Ethics – Human Case Study (<2008) - How Does Alcohol Affect Response Time?

Mon, 2012-02-27 08:13 -- pwhippey

Description of the Project

How does alcohol affect response time?

William grew up in a family that grew grapes for wine-making. He proposed to give a set of volunteers from his immediate family 1 ounce of alcohol every half hour for two hours, measuring their response time ten minutes after each glass. He intended to use 1 ounce drinks with concentrations of 5%. 10% 15% and 20% alcohol.

Advice or Ruling

This project is ineligible for any Science Fair for several reasons:

  • It involves giving humans a substance that is known to be deleterious to their well being, and so is unacceptable from an ethical perspective.
  • The affect of alcohol on humans has been studied extensively, so this experiment is not going to generate any new data. Typing "Effect of Alcohol on Humans" into Google received over 9 million hits on 6 February 2009.
  • It involves a minor encouraging others to drink alcohol. It is not appropriate for any Science Fair Organization to condone this practice.

No project involving consumption of alcohol by either humans or animals is eligible for any School, Regional or National Science Fair.

A member of the regional science fair committee will work with William to find a project that is within the rules.

Your Project

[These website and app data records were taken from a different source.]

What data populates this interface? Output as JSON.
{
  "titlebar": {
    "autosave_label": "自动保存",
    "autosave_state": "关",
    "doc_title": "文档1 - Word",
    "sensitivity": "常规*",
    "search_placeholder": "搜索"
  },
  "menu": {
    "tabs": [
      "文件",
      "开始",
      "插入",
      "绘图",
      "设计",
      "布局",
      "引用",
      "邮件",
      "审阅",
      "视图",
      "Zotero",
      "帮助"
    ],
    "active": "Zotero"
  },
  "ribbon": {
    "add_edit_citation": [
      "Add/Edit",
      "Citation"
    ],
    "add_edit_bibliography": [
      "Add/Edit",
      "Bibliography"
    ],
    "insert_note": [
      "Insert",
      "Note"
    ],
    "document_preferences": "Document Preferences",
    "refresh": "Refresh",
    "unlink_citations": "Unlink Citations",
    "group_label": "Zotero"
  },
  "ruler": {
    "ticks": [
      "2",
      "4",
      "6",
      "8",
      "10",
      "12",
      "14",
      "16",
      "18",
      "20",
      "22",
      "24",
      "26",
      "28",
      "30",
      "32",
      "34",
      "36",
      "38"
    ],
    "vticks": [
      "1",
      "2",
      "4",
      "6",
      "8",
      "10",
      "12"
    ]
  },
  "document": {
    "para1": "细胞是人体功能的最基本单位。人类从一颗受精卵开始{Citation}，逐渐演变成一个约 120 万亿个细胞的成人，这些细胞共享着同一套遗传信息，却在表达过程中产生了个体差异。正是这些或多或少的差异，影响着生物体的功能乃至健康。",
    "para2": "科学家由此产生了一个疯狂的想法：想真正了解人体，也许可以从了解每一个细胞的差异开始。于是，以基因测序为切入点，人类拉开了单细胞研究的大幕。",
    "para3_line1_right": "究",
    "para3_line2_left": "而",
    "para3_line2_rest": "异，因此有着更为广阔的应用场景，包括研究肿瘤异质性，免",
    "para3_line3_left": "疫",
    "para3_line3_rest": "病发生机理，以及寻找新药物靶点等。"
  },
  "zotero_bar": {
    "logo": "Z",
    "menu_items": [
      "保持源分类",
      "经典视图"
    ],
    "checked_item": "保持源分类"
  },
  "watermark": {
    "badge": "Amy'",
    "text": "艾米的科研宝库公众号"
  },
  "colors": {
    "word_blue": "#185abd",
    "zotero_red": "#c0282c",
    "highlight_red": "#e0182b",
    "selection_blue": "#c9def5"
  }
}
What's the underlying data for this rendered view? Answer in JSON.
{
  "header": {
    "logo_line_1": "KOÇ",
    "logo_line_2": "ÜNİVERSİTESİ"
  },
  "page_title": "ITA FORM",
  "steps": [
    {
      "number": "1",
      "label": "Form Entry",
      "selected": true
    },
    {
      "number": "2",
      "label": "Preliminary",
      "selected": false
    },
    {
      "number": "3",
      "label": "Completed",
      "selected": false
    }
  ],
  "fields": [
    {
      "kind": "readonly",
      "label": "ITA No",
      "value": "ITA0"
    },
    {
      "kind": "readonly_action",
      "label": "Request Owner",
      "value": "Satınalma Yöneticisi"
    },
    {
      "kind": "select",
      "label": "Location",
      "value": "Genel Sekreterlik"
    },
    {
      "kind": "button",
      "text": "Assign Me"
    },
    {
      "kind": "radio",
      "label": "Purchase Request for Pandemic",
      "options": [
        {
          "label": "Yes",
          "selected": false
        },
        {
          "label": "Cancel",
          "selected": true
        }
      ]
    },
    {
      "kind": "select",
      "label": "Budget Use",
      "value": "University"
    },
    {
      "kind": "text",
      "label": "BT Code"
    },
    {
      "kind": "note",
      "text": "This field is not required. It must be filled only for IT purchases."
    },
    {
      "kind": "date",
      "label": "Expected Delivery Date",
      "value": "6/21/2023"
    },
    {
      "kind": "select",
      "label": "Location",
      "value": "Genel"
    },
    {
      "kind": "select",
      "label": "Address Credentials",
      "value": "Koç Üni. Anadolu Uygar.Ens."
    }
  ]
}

If your proposed science fair project involves the participation of humans or the use of animals,
  1. Visit the Ethics web page so as to become familiar with the policies.
  2. Fill in the Request for Advice or a Ruling.
  3. Submit it to the Ethics Committee of your Regional Science Fair.

Disclaimer

These case studies summarize interesting examples of science fair projects involving humans or animals submitted to the Youth Science Canada National Ethics Committee for review. A brief description of the proposed project is given, along with the ruling given by the Ethics Committee. Some details may have been changed in the descriptions so that the original source cannot be identified. The ethical challenges described have not been changed.